[[ DATASET EXCERPTS open ]]

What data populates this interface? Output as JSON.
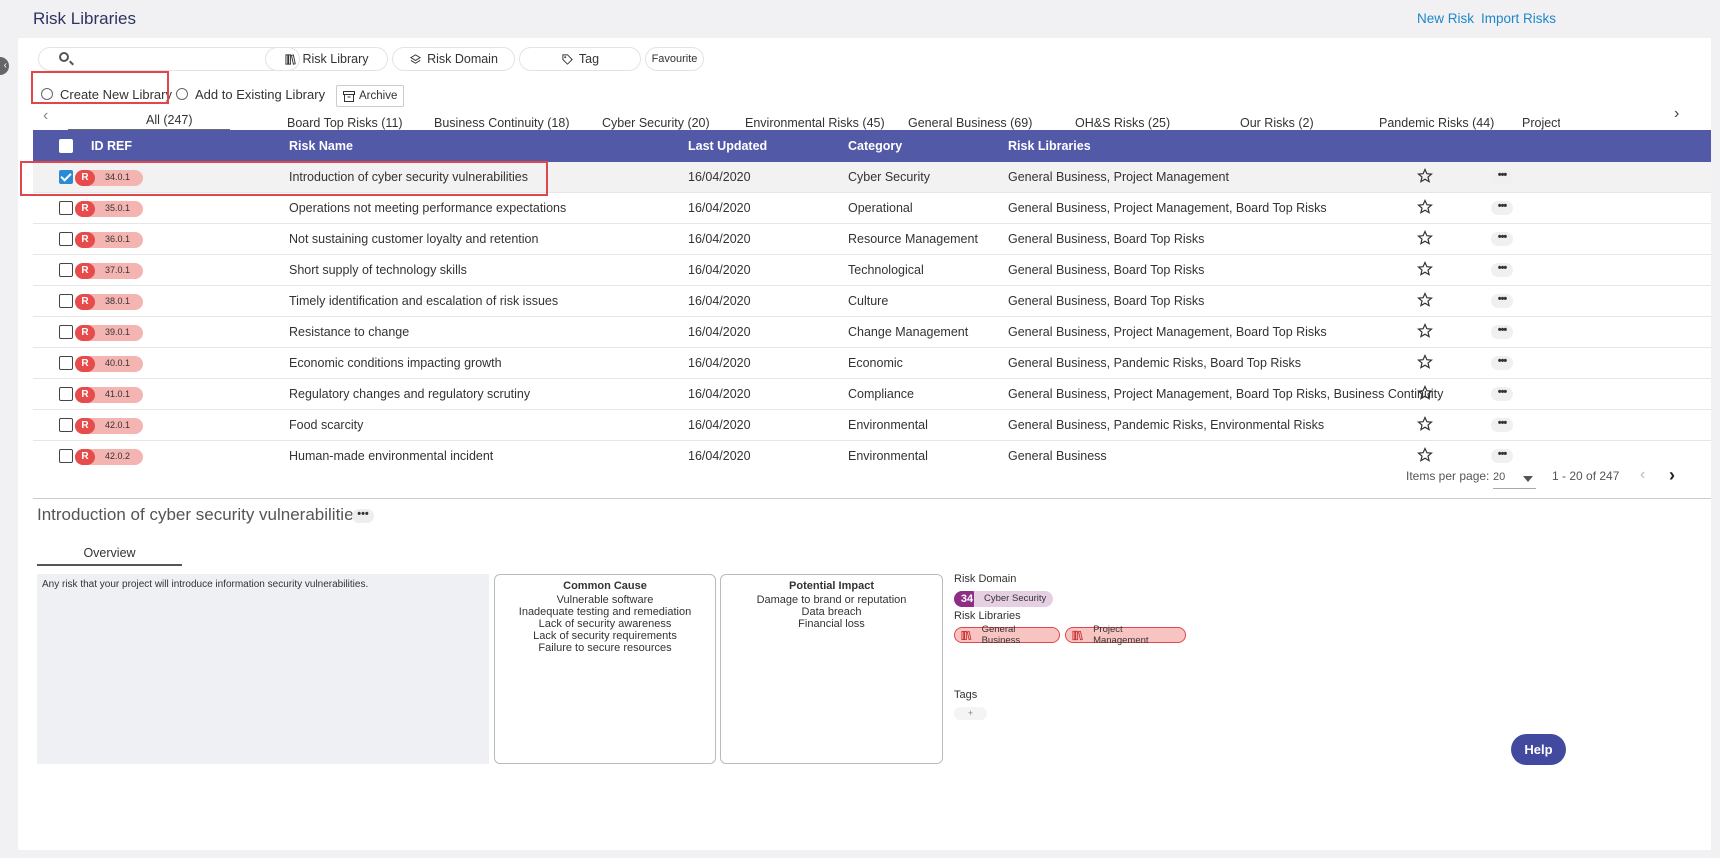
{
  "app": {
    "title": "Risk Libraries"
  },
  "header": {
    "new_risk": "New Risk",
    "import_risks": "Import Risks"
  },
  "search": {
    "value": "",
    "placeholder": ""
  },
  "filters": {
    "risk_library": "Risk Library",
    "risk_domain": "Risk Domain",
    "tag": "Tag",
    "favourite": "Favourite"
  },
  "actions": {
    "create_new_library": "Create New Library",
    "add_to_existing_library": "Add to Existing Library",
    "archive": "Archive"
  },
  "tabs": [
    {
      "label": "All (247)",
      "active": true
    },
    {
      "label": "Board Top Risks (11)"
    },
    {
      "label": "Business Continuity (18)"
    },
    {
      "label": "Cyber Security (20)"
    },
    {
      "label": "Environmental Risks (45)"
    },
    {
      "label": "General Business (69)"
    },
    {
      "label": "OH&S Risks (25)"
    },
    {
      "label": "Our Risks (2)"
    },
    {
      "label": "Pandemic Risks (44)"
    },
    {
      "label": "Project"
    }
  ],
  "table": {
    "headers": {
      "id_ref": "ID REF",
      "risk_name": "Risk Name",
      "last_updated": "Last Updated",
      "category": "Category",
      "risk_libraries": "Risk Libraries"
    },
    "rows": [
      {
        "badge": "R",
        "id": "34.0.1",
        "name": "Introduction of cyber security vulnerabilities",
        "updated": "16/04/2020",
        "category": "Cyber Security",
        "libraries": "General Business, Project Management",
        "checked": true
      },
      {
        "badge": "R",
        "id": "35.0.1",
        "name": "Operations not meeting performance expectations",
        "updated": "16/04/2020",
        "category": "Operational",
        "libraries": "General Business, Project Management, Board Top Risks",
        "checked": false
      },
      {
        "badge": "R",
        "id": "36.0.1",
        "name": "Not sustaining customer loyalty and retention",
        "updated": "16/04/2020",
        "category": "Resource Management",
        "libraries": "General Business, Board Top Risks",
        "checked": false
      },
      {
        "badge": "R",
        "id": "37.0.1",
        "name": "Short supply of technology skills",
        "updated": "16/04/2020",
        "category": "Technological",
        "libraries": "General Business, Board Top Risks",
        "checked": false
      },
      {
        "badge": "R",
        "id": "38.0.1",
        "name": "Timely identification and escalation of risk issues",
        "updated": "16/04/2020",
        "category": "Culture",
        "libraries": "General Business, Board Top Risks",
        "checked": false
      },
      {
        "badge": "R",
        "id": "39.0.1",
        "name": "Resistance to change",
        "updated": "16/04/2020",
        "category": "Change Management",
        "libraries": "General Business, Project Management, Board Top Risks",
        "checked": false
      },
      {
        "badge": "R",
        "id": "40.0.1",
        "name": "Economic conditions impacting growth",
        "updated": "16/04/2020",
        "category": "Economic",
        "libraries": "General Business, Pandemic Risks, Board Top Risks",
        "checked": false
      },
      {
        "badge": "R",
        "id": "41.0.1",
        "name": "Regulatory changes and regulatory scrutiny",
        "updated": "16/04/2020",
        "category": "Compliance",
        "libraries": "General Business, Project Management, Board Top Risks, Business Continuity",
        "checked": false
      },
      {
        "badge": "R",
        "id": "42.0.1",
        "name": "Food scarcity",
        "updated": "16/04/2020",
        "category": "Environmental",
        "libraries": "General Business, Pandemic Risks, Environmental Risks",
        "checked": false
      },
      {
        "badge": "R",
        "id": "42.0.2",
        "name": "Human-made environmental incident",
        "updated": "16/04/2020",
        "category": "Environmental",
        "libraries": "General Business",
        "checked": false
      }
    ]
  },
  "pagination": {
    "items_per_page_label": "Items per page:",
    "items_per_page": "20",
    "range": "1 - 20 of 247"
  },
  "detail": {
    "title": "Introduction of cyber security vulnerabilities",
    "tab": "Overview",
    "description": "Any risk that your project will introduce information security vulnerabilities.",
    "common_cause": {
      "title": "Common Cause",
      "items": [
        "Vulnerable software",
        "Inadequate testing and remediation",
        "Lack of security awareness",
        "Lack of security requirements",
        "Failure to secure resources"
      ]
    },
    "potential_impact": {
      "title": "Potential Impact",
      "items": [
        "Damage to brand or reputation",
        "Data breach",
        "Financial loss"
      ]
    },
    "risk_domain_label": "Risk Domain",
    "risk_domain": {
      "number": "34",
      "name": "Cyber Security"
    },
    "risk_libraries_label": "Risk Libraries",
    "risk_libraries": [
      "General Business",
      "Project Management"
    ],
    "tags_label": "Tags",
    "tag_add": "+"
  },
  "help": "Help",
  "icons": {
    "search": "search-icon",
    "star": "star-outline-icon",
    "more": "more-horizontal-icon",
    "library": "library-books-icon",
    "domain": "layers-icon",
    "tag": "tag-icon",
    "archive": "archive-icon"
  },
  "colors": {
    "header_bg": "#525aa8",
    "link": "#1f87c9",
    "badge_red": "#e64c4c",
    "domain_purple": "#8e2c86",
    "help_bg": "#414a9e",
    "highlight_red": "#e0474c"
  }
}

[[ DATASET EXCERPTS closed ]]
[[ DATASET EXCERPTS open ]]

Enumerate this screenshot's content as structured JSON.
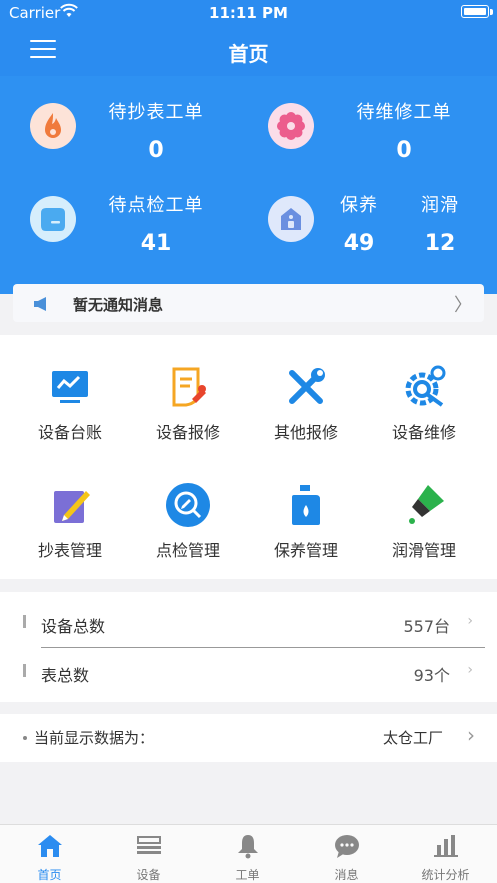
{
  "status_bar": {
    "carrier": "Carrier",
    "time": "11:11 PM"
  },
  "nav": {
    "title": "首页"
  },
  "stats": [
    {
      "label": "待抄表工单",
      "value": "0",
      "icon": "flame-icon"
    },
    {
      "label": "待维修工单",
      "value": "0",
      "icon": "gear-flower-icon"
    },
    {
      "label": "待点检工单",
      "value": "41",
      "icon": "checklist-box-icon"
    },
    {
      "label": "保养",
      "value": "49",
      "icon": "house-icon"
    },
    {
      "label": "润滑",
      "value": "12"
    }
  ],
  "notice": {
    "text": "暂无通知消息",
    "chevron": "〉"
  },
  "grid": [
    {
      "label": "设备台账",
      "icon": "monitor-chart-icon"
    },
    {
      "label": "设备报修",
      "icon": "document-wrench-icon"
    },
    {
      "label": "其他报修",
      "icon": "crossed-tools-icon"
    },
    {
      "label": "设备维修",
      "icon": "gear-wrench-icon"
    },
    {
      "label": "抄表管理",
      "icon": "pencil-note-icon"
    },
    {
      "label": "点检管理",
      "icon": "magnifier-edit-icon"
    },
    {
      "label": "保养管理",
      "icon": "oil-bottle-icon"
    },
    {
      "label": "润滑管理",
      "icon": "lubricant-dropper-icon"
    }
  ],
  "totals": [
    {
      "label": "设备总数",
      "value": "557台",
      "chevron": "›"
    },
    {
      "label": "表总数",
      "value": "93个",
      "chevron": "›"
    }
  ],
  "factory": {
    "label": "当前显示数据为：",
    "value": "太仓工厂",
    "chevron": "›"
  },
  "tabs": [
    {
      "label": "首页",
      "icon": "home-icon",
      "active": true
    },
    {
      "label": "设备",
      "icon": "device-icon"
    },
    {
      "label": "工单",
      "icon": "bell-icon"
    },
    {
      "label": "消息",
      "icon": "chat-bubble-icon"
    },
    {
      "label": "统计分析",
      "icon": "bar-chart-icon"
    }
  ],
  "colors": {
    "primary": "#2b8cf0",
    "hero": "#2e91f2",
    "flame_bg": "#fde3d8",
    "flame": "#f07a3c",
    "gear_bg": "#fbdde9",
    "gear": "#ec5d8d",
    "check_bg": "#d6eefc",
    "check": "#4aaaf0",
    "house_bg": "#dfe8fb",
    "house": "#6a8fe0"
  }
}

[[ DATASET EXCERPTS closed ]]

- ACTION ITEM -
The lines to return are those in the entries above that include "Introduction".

- RESPONSE TO THIS EXERCISE -
        "name": "Introduction of cyber security vulnerabilities",
    "title": "Introduction of cyber security vulnerabilities",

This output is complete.